“There are people who want futures and there are people who want to leave things as they are,” the head of a commodities brokerage said. “A lot of our clients are real hedgers so the date structure has a value for us, but some of our clients are financial and they would prefer futures.”
The LME will seek feedback on the discussion paper before implementing any changes.
“We are committed to broad engagement with our stakeholders, to understand their perspectives, and to map out a development path for the LME which evolves together with the needs of our users,” the LME said.
“We will only make changes where and when we believe these to be in the best interests of the whole market.”
Traditional members fret that adding more industrial metals contracts will erode liquidity for the three-month forward contracts that are traded in the open-outcry ring, risking the exchange’s position as global benchmark setter.
“They need to understand we, and the three-month contracts, are their bread and butter, we are their core audience, they can’t have everything,” one brokerage head said.
“Taking liquidity away from the three-months could impact their use as global benchmarks, without which the LME becomes like any other exchange.”
Liquidity on the LME is concentrated in the rolling three-month forward contracts, based on the time it took to ship copper from Chile to London in the 19th century, which allow industrial users to lock in prices on a specific day.
But it is costly and complex for financial investors.
For example, a fund wanting to bet on higher prices can buy the three-month contract today and when it sells, perhaps a few days later, it must reconcile the two dates with a separate spread transaction.
That requires three transactions and three lots of fees.

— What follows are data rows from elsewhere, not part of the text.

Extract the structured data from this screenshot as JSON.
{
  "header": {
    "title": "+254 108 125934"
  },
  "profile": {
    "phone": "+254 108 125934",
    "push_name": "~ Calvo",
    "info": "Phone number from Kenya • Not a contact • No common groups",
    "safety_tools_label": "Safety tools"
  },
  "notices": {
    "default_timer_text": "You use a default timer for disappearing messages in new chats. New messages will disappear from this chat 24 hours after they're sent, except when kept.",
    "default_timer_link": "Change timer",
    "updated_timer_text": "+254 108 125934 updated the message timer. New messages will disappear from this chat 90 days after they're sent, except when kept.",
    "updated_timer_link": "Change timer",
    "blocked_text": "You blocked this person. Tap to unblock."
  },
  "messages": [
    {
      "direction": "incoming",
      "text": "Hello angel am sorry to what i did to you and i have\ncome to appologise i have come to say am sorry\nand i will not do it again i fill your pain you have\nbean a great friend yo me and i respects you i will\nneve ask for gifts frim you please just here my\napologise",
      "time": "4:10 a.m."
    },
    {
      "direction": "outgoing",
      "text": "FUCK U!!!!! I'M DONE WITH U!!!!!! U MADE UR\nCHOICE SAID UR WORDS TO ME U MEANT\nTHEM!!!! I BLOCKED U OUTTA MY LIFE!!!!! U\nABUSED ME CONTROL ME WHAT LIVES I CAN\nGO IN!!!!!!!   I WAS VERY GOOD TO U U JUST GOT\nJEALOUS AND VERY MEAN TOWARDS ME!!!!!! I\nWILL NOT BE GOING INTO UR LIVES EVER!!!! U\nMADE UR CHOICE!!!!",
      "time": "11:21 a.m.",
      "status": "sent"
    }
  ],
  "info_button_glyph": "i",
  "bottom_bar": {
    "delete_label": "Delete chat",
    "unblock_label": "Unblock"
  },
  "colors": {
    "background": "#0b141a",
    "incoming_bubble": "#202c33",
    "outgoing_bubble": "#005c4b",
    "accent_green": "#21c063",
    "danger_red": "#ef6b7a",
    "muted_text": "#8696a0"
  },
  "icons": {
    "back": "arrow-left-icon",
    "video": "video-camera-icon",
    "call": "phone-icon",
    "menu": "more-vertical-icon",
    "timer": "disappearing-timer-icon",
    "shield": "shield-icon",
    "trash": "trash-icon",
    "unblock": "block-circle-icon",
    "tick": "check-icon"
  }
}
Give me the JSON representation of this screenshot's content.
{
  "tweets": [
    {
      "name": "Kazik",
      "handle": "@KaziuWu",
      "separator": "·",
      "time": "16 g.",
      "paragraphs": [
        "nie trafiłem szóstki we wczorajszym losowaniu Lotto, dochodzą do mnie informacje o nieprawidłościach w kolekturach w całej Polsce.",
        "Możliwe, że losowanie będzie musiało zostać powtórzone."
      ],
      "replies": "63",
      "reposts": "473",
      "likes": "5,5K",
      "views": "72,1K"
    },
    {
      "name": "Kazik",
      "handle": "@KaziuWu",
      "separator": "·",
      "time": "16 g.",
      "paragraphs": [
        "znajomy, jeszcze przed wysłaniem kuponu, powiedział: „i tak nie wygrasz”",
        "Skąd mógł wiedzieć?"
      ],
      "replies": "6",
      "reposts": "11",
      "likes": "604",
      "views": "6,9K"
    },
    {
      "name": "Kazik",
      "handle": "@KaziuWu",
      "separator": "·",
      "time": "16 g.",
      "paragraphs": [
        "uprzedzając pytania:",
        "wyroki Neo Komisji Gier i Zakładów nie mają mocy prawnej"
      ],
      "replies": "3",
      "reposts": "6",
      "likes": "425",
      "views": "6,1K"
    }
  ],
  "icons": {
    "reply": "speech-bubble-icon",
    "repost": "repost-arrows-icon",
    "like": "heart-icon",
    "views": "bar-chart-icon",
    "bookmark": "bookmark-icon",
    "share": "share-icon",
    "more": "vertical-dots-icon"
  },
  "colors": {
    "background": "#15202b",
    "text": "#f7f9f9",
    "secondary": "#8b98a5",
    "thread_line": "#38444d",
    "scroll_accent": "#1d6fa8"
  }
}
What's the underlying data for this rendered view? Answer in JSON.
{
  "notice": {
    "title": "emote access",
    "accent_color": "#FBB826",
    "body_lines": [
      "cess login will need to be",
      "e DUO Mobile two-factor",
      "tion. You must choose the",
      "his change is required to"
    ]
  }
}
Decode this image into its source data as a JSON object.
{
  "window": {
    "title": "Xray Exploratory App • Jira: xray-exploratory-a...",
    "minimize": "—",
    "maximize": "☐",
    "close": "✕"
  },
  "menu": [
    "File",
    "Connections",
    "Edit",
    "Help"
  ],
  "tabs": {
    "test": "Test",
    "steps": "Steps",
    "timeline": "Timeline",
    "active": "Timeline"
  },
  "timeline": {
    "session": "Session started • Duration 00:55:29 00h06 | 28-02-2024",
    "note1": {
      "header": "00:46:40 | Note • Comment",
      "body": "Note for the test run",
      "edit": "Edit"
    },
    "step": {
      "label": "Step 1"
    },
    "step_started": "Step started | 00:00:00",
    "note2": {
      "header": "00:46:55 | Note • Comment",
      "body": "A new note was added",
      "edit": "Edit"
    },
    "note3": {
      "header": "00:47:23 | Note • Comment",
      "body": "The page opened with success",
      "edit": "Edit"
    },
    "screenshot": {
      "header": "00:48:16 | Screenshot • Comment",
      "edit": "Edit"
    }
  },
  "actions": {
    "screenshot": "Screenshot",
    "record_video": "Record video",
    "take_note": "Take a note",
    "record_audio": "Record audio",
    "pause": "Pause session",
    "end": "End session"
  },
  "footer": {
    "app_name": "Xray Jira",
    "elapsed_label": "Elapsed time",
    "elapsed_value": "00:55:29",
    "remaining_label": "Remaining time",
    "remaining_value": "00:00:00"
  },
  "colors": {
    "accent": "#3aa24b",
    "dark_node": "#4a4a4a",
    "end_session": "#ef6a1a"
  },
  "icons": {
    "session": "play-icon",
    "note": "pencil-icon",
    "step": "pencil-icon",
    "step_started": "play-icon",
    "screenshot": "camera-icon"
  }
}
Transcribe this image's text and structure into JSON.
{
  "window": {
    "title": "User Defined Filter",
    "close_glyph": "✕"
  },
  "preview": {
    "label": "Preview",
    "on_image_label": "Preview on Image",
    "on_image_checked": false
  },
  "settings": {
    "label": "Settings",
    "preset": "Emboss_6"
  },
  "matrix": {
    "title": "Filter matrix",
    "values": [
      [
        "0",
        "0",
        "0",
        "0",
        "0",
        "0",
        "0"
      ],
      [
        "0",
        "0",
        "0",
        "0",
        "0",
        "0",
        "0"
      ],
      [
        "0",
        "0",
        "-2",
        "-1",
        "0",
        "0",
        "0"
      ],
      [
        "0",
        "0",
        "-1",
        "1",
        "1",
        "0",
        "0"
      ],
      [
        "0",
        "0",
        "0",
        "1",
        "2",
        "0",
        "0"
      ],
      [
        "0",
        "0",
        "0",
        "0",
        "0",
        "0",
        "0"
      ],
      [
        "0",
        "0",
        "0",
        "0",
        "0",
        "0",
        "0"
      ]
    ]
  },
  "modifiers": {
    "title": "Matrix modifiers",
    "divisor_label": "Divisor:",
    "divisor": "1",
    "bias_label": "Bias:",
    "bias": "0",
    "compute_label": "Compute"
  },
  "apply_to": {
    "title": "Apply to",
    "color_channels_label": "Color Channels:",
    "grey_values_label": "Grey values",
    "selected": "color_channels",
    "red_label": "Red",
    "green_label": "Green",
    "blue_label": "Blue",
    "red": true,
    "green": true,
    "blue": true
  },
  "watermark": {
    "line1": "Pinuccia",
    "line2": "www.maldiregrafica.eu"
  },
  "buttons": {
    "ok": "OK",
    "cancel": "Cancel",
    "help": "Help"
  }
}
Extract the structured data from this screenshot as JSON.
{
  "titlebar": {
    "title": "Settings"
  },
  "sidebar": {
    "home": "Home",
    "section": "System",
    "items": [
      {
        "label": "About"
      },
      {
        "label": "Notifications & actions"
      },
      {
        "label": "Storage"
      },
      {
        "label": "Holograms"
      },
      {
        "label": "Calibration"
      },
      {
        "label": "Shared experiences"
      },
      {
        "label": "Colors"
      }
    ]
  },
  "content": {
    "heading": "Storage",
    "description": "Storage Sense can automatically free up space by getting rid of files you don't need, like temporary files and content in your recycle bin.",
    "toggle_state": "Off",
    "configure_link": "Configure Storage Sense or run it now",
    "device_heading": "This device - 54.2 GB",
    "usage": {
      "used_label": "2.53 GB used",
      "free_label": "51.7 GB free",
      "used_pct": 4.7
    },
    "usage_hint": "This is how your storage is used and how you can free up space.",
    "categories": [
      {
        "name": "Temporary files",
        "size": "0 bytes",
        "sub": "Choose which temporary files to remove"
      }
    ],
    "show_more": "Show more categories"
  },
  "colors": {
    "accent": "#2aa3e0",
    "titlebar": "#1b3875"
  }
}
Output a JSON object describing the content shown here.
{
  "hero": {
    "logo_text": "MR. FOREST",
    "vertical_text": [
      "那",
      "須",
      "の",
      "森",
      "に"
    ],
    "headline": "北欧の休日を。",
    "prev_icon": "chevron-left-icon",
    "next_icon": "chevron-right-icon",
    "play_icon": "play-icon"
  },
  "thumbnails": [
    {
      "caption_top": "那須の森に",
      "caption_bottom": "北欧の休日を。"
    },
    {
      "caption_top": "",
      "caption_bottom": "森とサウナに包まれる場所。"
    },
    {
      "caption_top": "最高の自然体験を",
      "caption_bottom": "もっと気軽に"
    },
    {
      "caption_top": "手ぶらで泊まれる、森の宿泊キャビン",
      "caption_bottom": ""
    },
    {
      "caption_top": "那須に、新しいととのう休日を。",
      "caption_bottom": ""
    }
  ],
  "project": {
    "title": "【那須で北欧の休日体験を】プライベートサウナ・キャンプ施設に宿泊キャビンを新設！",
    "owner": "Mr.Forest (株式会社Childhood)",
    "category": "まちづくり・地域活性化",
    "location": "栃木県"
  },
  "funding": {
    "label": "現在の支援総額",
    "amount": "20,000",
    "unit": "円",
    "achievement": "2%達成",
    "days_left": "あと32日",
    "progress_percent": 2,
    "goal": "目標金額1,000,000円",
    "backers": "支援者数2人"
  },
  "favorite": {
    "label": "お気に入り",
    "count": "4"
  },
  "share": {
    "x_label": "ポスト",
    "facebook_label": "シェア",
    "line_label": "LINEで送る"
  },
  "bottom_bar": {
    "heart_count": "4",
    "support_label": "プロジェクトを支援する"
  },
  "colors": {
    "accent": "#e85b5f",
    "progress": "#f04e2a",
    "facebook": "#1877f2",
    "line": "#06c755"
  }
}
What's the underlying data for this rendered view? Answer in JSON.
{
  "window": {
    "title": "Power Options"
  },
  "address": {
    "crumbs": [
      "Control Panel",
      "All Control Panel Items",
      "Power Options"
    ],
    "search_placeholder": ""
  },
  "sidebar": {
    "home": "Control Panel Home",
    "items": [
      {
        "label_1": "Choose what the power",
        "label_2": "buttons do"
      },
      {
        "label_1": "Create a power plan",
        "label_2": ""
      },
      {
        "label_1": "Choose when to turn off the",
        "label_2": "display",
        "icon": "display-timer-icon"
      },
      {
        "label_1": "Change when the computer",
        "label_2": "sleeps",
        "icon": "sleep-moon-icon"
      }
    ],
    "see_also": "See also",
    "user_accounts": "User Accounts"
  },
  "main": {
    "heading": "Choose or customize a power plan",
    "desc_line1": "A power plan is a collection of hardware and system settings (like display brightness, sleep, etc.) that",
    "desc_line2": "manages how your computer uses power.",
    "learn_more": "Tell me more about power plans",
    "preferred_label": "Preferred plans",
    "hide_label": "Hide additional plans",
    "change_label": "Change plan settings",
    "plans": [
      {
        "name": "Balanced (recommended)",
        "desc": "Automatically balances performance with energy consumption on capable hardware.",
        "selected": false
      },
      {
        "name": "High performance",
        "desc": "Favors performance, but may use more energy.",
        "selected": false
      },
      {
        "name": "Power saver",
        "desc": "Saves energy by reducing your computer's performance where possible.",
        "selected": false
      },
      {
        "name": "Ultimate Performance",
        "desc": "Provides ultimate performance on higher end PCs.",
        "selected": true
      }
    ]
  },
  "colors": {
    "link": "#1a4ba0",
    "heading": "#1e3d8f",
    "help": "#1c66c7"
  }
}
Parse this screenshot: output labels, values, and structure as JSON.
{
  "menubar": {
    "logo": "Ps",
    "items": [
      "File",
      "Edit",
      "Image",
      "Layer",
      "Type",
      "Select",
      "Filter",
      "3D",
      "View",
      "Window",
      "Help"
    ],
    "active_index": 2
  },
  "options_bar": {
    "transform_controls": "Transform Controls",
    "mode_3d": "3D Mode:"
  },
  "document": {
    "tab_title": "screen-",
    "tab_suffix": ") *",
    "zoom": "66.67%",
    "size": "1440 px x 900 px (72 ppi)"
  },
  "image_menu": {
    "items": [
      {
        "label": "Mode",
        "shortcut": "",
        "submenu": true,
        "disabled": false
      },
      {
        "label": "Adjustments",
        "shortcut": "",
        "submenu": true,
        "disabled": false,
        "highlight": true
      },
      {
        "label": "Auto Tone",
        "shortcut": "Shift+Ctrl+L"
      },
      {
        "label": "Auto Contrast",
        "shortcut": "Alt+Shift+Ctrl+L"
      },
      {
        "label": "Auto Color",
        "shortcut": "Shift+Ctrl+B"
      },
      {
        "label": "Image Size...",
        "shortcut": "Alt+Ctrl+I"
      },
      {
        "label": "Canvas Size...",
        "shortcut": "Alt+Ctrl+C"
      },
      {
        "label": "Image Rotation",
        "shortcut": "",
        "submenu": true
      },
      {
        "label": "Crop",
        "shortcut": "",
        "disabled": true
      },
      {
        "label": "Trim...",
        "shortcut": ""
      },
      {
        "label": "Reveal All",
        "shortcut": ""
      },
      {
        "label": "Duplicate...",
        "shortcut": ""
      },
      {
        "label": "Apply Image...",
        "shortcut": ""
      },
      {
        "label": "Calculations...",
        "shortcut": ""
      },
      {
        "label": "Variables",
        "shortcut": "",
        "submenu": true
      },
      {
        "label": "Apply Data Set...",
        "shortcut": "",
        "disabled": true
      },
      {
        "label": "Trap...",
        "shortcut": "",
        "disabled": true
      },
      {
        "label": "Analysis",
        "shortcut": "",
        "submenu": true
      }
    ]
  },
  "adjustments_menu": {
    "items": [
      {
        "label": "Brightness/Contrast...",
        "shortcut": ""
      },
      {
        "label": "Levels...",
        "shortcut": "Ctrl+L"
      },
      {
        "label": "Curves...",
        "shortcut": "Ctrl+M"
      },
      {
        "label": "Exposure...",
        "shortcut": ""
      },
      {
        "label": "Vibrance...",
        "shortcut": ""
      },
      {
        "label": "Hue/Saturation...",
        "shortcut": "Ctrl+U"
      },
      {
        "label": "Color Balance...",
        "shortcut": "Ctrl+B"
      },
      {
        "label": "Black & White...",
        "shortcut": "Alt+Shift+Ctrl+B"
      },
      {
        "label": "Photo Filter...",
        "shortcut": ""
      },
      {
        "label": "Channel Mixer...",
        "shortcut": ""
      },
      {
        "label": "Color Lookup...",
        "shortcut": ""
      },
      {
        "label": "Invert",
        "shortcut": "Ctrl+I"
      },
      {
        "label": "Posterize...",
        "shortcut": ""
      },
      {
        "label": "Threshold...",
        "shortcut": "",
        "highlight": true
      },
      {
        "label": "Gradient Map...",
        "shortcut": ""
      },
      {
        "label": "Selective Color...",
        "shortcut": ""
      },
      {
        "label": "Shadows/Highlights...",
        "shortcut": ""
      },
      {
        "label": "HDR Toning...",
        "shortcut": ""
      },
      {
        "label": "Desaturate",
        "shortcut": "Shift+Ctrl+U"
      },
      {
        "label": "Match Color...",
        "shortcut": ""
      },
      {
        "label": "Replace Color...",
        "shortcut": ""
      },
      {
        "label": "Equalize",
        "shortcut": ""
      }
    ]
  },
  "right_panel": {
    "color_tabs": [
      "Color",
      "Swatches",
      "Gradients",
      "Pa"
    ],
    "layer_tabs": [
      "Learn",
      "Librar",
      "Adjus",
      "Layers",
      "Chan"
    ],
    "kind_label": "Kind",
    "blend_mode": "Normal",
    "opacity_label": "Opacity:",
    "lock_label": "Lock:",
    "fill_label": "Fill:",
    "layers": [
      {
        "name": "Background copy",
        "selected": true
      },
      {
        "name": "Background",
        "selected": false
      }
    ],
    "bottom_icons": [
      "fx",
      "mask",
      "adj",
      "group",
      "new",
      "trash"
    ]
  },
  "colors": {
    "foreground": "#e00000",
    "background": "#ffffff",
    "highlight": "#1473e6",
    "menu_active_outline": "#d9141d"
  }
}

Matching the dates has to be done through a broker, and the forward contract requires investors to wait until its expiration date to settle their accounts.
Speaking at a briefing this year, HKEx chief executive Charles Li said: “It’s really about making our system easier, making our trading platform more friendly, (so) completely new people can find it easier.”
The LME has already tried to make trading easier for funds by trying to boost liquidity on Select, its electronic trading system, for monthly forward contracts, which settle on the third Wednesday of each month, with incentives such as discounts for new participants.
The monthly forwards are only two transactions, both of which could be done on Select. But liquidity is lacking, sources say.
“With the third Wednesday contract, your money is not unlocked until settlement,” a U.S.-based investor said. “They need to go one step further – offer futures. On COMEX, when I want to buy copper, a few clicks and it’s in my account, if I want to sell tomorrow a few more clicks and it’s done.”
Editing by Susan Thomas